Write out all of the records, keeping each one exactly as written.

+++

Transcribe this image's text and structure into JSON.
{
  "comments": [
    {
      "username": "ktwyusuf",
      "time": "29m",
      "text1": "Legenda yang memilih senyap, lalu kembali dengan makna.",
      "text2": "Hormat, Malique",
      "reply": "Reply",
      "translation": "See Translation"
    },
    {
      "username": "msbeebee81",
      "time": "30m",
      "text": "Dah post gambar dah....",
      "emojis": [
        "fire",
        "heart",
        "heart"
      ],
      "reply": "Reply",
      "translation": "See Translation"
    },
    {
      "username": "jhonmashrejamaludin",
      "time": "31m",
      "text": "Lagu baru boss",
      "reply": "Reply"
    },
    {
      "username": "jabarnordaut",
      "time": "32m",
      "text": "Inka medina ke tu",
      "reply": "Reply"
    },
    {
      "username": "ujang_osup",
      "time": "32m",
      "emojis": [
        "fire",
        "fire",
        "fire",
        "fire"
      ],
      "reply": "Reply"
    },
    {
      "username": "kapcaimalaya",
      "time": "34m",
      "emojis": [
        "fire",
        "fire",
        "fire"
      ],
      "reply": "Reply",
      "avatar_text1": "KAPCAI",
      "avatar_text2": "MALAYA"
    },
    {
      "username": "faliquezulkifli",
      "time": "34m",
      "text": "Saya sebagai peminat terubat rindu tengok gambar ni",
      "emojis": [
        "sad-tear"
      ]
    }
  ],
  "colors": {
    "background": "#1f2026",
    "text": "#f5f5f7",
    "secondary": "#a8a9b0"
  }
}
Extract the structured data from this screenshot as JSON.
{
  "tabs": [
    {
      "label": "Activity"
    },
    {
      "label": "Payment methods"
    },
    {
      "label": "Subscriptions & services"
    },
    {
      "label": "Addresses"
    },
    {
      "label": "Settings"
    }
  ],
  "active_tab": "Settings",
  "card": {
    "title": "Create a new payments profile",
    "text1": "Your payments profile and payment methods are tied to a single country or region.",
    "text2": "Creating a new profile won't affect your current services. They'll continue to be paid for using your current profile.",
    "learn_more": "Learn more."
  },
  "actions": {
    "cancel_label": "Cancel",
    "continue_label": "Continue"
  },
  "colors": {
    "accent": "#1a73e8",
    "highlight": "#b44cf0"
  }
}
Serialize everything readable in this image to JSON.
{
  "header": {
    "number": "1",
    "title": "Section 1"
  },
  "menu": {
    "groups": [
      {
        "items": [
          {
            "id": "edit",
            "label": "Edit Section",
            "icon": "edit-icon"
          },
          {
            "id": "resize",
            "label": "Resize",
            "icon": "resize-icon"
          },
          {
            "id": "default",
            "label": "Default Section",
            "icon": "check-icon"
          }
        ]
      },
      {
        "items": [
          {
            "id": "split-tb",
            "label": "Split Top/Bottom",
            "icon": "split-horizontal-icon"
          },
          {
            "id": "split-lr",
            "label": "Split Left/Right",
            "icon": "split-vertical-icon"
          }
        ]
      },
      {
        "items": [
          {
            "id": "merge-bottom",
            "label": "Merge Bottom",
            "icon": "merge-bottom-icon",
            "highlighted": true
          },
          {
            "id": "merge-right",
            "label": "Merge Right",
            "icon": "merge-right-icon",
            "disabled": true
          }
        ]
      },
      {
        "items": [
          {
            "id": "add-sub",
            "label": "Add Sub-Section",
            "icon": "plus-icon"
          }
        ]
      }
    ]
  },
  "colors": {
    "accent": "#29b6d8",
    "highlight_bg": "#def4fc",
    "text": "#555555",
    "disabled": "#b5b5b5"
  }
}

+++

**Answer box:**
Transcribe this image's text and structure into JSON.
{
  "comments": [
    {
      "username": "ktwyusuf",
      "time": "29m",
      "text1": "Legenda yang memilih senyap, lalu kembali dengan makna.",
      "text2": "Hormat, Malique",
      "reply": "Reply",
      "translation": "See Translation"
    },
    {
      "username": "msbeebee81",
      "time": "30m",
      "text": "Dah post gambar dah....",
      "emojis": [
        "fire",
        "heart",
        "heart"
      ],
      "reply": "Reply",
      "translation": "See Translation"
    },
    {
      "username": "jhonmashrejamaludin",
      "time": "31m",
      "text": "Lagu baru boss",
      "reply": "Reply"
    },
    {
      "username": "jabarnordaut",
      "time": "32m",
      "text": "Inka medina ke tu",
      "reply": "Reply"
    },
    {
      "username": "ujang_osup",
      "time": "32m",
      "emojis": [
        "fire",
        "fire",
        "fire",
        "fire"
      ],
      "reply": "Reply"
    },
    {
      "username": "kapcaimalaya",
      "time": "34m",
      "emojis": [
        "fire",
        "fire",
        "fire"
      ],
      "reply": "Reply",
      "avatar_text1": "KAPCAI",
      "avatar_text2": "MALAYA"
    },
    {
      "username": "faliquezulkifli",
      "time": "34m",
      "text": "Saya sebagai peminat terubat rindu tengok gambar ni",
      "emojis": [
        "sad-tear"
      ]
    }
  ],
  "colors": {
    "background": "#1f2026",
    "text": "#f5f5f7",
    "secondary": "#a8a9b0"
  }
}
Extract the structured data from this screenshot as JSON.
{
  "tabs": [
    {
      "label": "Activity"
    },
    {
      "label": "Payment methods"
    },
    {
      "label": "Subscriptions & services"
    },
    {
      "label": "Addresses"
    },
    {
      "label": "Settings"
    }
  ],
  "active_tab": "Settings",
  "card": {
    "title": "Create a new payments profile",
    "text1": "Your payments profile and payment methods are tied to a single country or region.",
    "text2": "Creating a new profile won't affect your current services. They'll continue to be paid for using your current profile.",
    "learn_more": "Learn more."
  },
  "actions": {
    "cancel_label": "Cancel",
    "continue_label": "Continue"
  },
  "colors": {
    "accent": "#1a73e8",
    "highlight": "#b44cf0"
  }
}
Serialize everything readable in this image to JSON.
{
  "header": {
    "number": "1",
    "title": "Section 1"
  },
  "menu": {
    "groups": [
      {
        "items": [
          {
            "id": "edit",
            "label": "Edit Section",
            "icon": "edit-icon"
          },
          {
            "id": "resize",
            "label": "Resize",
            "icon": "resize-icon"
          },
          {
            "id": "default",
            "label": "Default Section",
            "icon": "check-icon"
          }
        ]
      },
      {
        "items": [
          {
            "id": "split-tb",
            "label": "Split Top/Bottom",
            "icon": "split-horizontal-icon"
          },
          {
            "id": "split-lr",
            "label": "Split Left/Right",
            "icon": "split-vertical-icon"
          }
        ]
      },
      {
        "items": [
          {
            "id": "merge-bottom",
            "label": "Merge Bottom",
            "icon": "merge-bottom-icon",
            "highlighted": true
          },
          {
            "id": "merge-right",
            "label": "Merge Right",
            "icon": "merge-right-icon",
            "disabled": true
          }
        ]
      },
      {
        "items": [
          {
            "id": "add-sub",
            "label": "Add Sub-Section",
            "icon": "plus-icon"
          }
        ]
      }
    ]
  },
  "colors": {
    "accent": "#29b6d8",
    "highlight_bg": "#def4fc",
    "text": "#555555",
    "disabled": "#b5b5b5"
  }
}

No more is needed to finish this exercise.